- we want to share our faith with someone really in need of the Lord, and we stay silent…
There is no fear in love, but perfect love drives out fear because fear has to do with punishment, and so one who fears is not yet perfect in love. (NAB: 1 John 4:18)
Saint John gets it right. He answers the question, “Why do I fear?” saying, “the one who fears is not yet perfect in love.” It makes sense if you think about it. We have all experienced this too, to some degree, having done things for others because we love them. When there is love, obstacles don’t stop us; we find a way to overcome.
This is what we are called to by baptism. Jesus summed it up:
“You shall love the Lord, your God, with all your heart, with all your soul, and with all your mind. This is the greatest and the first commandment. The second is like it: You shall love your neighbor as yourself. The whole law and the prophets depend on these two commandments.” (NAB: Matthew 22:37-40)
Love God and love your neighbor. The saints and martyrs understood this. Because of their experience of God’s love, they were moved to love God in return, and to express this love by extending it to their neighbor . We have all met people who do this.
In the six-plus years of working as part of the formation team for VOICA (Volontariato Internazionale Canossiano), it always amazed me when I would ask our volunteers arriving in Rome for their preparation, “Why did you come?” Many came to have an experience of mission, to travel, to ‘give back to God’ in thanksgiving for what they have received.
But it would happen from time to time, someone would arrive at our door to begin their preparation for two years in the missions, and when asked, would reply, “I don’t know why I’m here. I was compelled somehow. It was all I could think about.”

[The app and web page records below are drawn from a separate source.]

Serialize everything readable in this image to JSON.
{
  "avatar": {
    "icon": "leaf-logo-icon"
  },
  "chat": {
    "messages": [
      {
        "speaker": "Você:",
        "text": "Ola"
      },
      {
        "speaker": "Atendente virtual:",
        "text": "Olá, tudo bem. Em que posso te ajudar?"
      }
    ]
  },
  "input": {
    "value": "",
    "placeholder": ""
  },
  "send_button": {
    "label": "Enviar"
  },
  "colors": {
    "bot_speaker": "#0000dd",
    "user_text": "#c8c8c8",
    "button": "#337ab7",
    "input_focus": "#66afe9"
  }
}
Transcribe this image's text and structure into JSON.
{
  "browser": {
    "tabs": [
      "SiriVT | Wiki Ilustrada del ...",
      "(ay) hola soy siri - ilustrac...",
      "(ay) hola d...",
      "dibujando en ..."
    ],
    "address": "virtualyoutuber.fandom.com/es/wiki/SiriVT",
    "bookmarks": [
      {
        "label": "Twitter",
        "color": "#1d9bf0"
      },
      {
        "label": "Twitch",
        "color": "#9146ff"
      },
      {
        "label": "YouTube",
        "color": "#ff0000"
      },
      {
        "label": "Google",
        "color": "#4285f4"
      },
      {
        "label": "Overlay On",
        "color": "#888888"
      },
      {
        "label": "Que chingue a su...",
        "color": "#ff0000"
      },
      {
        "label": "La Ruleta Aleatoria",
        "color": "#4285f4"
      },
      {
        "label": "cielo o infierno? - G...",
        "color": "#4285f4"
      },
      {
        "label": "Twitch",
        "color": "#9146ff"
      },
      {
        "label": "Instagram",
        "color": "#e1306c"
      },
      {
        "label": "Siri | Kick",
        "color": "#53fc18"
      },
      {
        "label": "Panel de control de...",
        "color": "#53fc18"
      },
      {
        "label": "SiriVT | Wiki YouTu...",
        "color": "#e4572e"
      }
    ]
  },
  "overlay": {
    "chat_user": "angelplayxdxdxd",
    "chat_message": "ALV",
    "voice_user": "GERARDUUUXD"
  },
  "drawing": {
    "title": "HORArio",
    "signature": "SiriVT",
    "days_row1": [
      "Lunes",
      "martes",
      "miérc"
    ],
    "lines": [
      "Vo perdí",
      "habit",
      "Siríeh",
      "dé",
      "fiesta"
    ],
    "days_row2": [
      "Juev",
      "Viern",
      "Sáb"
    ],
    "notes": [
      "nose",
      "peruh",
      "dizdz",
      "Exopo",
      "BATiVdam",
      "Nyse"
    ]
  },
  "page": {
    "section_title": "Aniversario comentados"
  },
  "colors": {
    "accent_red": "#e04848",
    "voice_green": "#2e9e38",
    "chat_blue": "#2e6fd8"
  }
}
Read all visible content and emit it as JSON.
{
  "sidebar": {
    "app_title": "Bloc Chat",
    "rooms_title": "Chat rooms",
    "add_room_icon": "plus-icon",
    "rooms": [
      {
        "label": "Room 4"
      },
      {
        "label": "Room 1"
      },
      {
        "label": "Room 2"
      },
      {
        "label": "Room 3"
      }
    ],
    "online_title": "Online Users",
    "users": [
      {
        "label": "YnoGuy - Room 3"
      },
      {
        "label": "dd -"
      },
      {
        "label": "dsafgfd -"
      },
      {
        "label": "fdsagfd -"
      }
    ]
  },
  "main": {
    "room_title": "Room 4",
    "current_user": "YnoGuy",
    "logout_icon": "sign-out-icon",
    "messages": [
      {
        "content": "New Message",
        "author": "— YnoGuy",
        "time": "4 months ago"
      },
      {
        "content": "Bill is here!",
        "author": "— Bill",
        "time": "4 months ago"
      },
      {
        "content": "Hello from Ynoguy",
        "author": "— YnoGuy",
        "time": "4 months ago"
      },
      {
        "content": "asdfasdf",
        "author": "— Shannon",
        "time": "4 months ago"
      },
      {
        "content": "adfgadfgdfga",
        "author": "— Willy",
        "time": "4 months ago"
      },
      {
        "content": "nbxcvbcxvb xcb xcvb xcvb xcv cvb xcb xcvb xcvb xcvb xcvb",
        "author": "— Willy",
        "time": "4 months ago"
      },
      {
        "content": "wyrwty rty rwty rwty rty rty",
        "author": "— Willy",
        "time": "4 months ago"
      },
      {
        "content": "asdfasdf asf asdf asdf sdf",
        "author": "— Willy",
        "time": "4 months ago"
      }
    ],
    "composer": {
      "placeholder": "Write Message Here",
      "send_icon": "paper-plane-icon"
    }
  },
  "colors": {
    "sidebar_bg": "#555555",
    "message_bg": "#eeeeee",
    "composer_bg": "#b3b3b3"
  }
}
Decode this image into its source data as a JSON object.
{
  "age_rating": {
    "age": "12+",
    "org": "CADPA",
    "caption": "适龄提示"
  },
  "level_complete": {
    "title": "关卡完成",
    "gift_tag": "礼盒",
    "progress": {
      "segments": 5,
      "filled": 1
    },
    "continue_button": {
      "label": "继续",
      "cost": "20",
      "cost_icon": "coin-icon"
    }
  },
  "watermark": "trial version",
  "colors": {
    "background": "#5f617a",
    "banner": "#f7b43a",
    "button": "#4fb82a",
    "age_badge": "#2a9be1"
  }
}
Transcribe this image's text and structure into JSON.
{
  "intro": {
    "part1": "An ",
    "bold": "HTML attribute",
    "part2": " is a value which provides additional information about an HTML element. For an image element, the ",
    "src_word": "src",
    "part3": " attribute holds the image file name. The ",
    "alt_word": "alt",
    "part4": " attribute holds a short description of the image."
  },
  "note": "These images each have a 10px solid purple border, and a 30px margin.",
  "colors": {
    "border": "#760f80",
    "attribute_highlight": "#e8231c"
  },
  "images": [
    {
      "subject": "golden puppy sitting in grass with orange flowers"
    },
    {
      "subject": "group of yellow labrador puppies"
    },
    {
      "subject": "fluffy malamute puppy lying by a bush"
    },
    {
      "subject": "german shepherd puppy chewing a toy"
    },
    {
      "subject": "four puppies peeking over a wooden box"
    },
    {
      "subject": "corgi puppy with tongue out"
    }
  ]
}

But that doesn’t sound rational, does it? Yet, love is like that. It makes us do things that take us beyond our fear because we are immersed in another reality. In the case of these volunteers, they had no plan what they would do when they would get back home after mission, only that they had to respond.
This reality (virtue of love) is the root of vocation (which will need to be discussed in a forthcoming post!). Vocation is what makes it possible for the heart to commit to something greater than itself; to give of itself to another. We get a sense of such a capacity in meditating on the Joyful Mysteries of the Rosary. God’s angel presents himself, tells the person(s) not to fear, and then gives news which will change their lives (commit them to something not currently in their plans):
Luke 1:13 “But the angel said to him: Fear not, Zechariah, for thy prayer is heard.” (Zechariah and his wife were to expect a child in his old age)
Luke 1:30 “And the angel said to her: Fear not, Mary, for thou hast found grace with God.” (Mary’s great response, ‘I am the handmaid of the Lord; do unto me according to your word!)
Luke 2:10 “And the angel said to them: Fear not; for, behold, I bring you good tidings of great joy that shall be to all the people.” (The shepherds left the comfort of their fires to go to seek the baby Jesus)
Is it possible for us, too, to respond in love, and put aside our fears? Let us, then, ask the Lord to help us to grow in love for Him, that we too will be compelled to be agents of love; always grounded in that of God. A love that drives out all fear, allows us to commit to the Lord’s plans, and that makes us courageous witnesses to His glory and goodness.
Therefore, I tell you, too, “Fear not.”
“Let nothing trouble you
Let nothing frighten you
God never changes
Patience obtains all
Whoever has god
Wants for nothing
God alone is enough.”
St Teresa of Avila (1515-1582)